(What is expected) Lines with "description": please show every one of them from the listing below.

(Information supplied)
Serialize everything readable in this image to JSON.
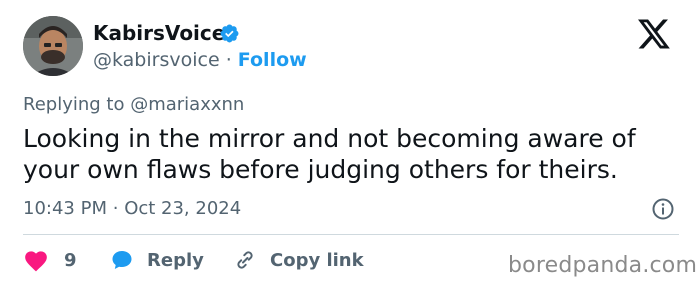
{
  "author": {
    "display_name": "KabirsVoice",
    "handle": "@kabirsvoice",
    "separator": "·",
    "follow_label": "Follow"
  },
  "tweet": {
    "replying_prefix": "Replying to",
    "replying_to": "@mariaxxnn",
    "text": "Looking in the mirror and not becoming aware of your own flaws before judging others for theirs.",
    "time": "10:43 PM",
    "date_separator": "·",
    "date": "Oct 23, 2024"
  },
  "actions": {
    "likes_count": "9",
    "reply_label": "Reply",
    "copy_link_label": "Copy link"
  },
  "watermark": "boredpanda.com",
  "colors": {
    "accent": "#1d9bf0",
    "like": "#f91880",
    "text": "#0f1419",
    "secondary": "#536471"
  },
  "icons": {
    "verified": "verified-badge-icon",
    "platform": "x-logo-icon",
    "info": "info-icon",
    "like": "heart-icon",
    "reply": "reply-bubble-icon",
    "copy": "link-icon"
  }
}
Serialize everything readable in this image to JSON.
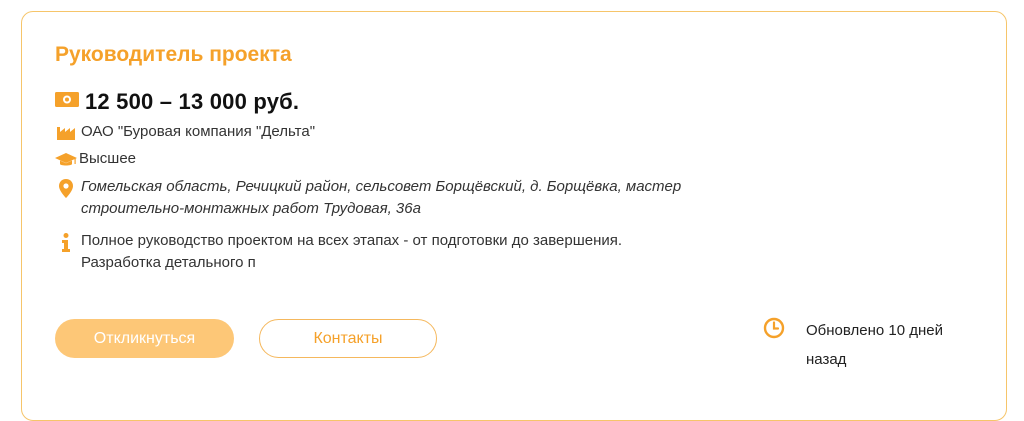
{
  "vacancy": {
    "title": "Руководитель проекта",
    "salary": "12 500 – 13 000 руб.",
    "company": "ОАО \"Буровая компания \"Дельта\"",
    "education": "Высшее",
    "location": "Гомельская область, Речицкий район, сельсовет Борщёвский, д. Борщёвка, мастер строительно-монтажных работ Трудовая, 36а",
    "description": "Полное руководство проектом на всех этапах - от подготовки до завершения. Разработка детального п"
  },
  "actions": {
    "respond_label": "Откликнуться",
    "contacts_label": "Контакты"
  },
  "meta": {
    "updated": "Обновлено 10 дней назад"
  },
  "icons": {
    "salary": "money-icon",
    "company": "factory-icon",
    "education": "graduation-cap-icon",
    "location": "location-pin-icon",
    "description": "info-icon",
    "updated": "clock-icon"
  },
  "colors": {
    "accent": "#f5a12a",
    "button_fill": "#fdc777",
    "card_border": "#f6c56a"
  }
}
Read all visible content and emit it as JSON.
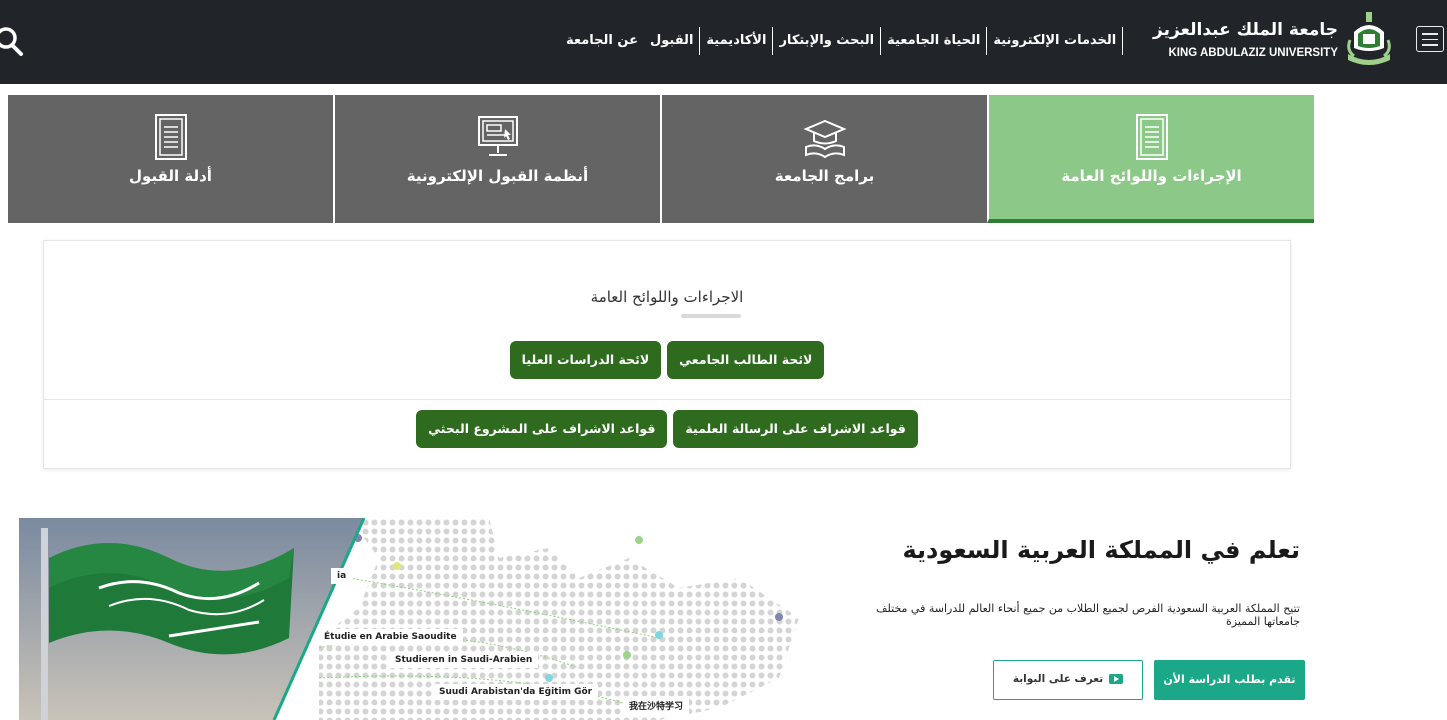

(Solved problem)
    "description": "Полное руководство проектом на всех этапах - от подготовки до завершения. Разработка детального п"
    "description": "info-icon",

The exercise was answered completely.